The GRBI, launched in February this year, is an initiative of the Department of Women and People with Disabilities and the Motsepe Foundation. It aims to strengthen the capacity of government to review and analyse budgets to ensure that the needs of women are specifically and equally addressed. This will enhance the building of capacity in communities to enable ordinary women to determine where their priority economic needs and gaps are, and to also establish what resources or intervention mechanisms are needed to address those gaps. This is an excellent example of what government and non-profit organisations can do in working together.
Education is one of the five priorities of this government and was also placed as a defining feature or apex priority of this Administration. In this regard, the launch of READ Educational Trust's 2012 Readathon, from August to October 2012 is heartening news to a government which prioritizes South Africa’s literacy.
Read Educational Trust is a South African based NGO that operates in the education and literacy sectors broadly, and in educator training and school resource provision specifically.
Adhering to tradition, the 2012 campaign will be built around a number of literacy activities, central to which is a handbook that encourages teachers by providing literacy activities and provides them with a selection of stories, quotations, slogans, competitions and posters. It includes a variety of writing frames, examples and illustrations – invaluable for the workshops that will be held over the next three months. Some 4 000 handbooks will be distributed to schools nationally. These can also be downloaded from the READ website in three booklet formats.
Government welcomes all these initiatives and many more that are not mentioned in this column. We know, for example, that from the business sector there are many corporate social investment (CSI) programmes, some of which support government’s five priorities. At a recent South Africa-US business partnership meeting, Minister of International Relations and Cooperation Maite Nkoane-Mashabane commended US companies for being major contributors to CSI in South Africa.
The five priorities become truly national when they are not just pushed by government but are embraced by business, civil society and our foreign partners.
At a time when governments the world over are faced with shrinking budgets and increasing citizen demands, partnership between government and the NPO and business sectors should be a given. An unwelcoming attitude, as a rule, to the NPO and business sectors is simply unsustainable – unless, of course, government has a bottomless pit of money.
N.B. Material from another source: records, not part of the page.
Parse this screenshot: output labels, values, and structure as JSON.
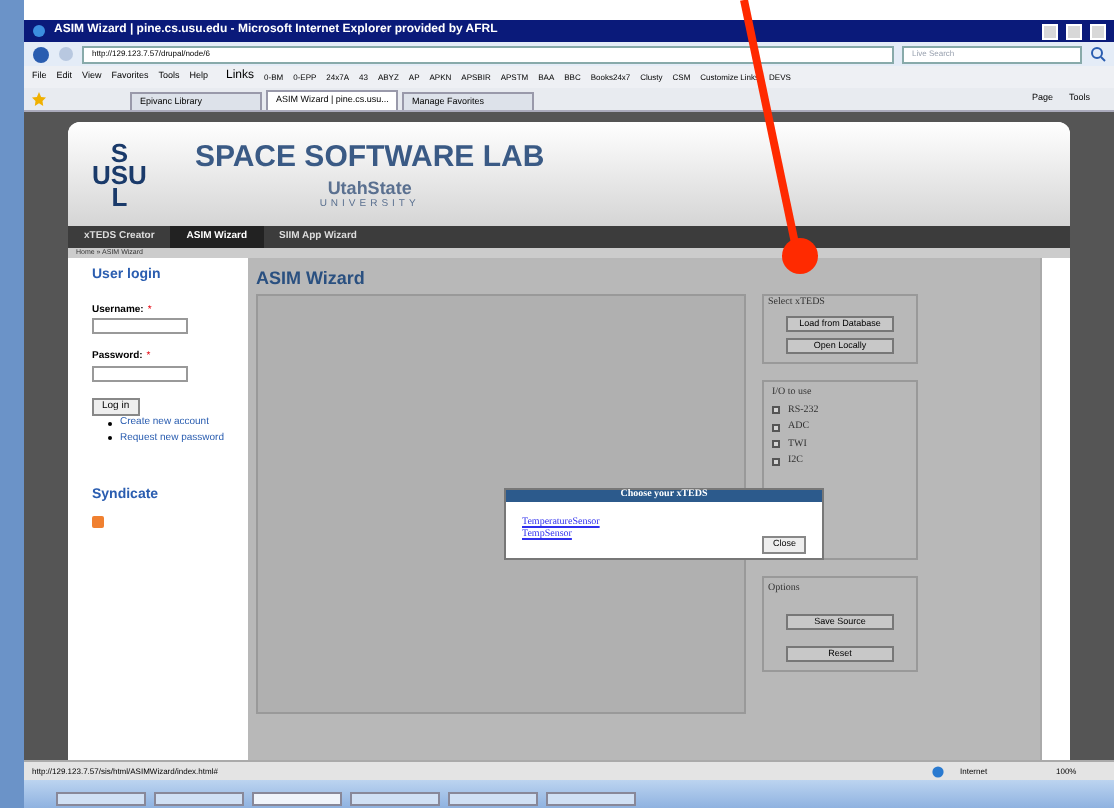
{
  "window": {
    "title": "ASIM Wizard | pine.cs.usu.edu - Microsoft Internet Explorer provided by AFRL"
  },
  "address_bar": {
    "url": "http://129.123.7.57/drupal/node/6"
  },
  "search": {
    "placeholder": "Live Search"
  },
  "menu": [
    "File",
    "Edit",
    "View",
    "Favorites",
    "Tools",
    "Help"
  ],
  "links_label": "Links",
  "links": [
    "0-BM",
    "0-EPP",
    "24x7A",
    "43",
    "ABYZ",
    "AP",
    "APKN",
    "APSBIR",
    "APSTM",
    "BAA",
    "BBC",
    "Books24x7",
    "Clusty",
    "CSM",
    "Customize Links",
    "DEVS"
  ],
  "tabs": [
    {
      "label": "Epivanc Library",
      "selected": false
    },
    {
      "label": "ASIM Wizard | pine.cs.usu...",
      "selected": true
    },
    {
      "label": "Manage Favorites",
      "selected": false
    }
  ],
  "command_bar": [
    "Page",
    "Tools"
  ],
  "site": {
    "logo": [
      "S",
      "USU",
      "L"
    ],
    "title": "SPACE SOFTWARE LAB",
    "subtitle": "UtahState",
    "subtitle2": "UNIVERSITY"
  },
  "nav": [
    {
      "label": "xTEDS Creator",
      "selected": false
    },
    {
      "label": "ASIM Wizard",
      "selected": true
    },
    {
      "label": "SIIM App Wizard",
      "selected": false
    }
  ],
  "breadcrumb": "Home » ASIM Wizard",
  "login": {
    "heading": "User login",
    "username_label": "Username:",
    "password_label": "Password:",
    "required_mark": "*",
    "button": "Log in",
    "links": [
      "Create new account",
      "Request new password"
    ]
  },
  "syndicate": "Syndicate",
  "main_heading": "ASIM Wizard",
  "select_xteds": {
    "legend": "Select xTEDS",
    "buttons": [
      "Load from Database",
      "Open Locally"
    ]
  },
  "io": {
    "legend": "I/O to use",
    "options": [
      {
        "label": "RS-232",
        "checked": false
      },
      {
        "label": "ADC",
        "checked": false
      },
      {
        "label": "TWI",
        "checked": false
      },
      {
        "label": "I2C",
        "checked": false
      }
    ]
  },
  "options": {
    "legend": "Options",
    "buttons": [
      "Save Source",
      "Reset"
    ]
  },
  "dialog": {
    "title": "Choose your xTEDS",
    "links": [
      "TemperatureSensor",
      "TempSensor"
    ],
    "button": "Close"
  },
  "status_bar": {
    "url": "http://129.123.7.57/sis/html/ASIMWizard/index.html#",
    "zone": "Internet",
    "zoom": "100%"
  }
}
Yet some of us within the bureaucracy still regard these partnerships with suspicion and are very territorial over our “bureaucratic space”. However, the embrace of the NPO sector by our political principals, their welcoming disposition towards CSI and the existence of a Cabinet-endorsed strategic framework on public private partnerships do suggest that at times the bureaucrats, at least those who view with suspicion anyone who is not from within, may be out of sync with the policy posture of the very Administration they work for.
Vusi Mona is Deputy CEO of Government Communication and Information System, he served in the government's communication task team on the GFIP.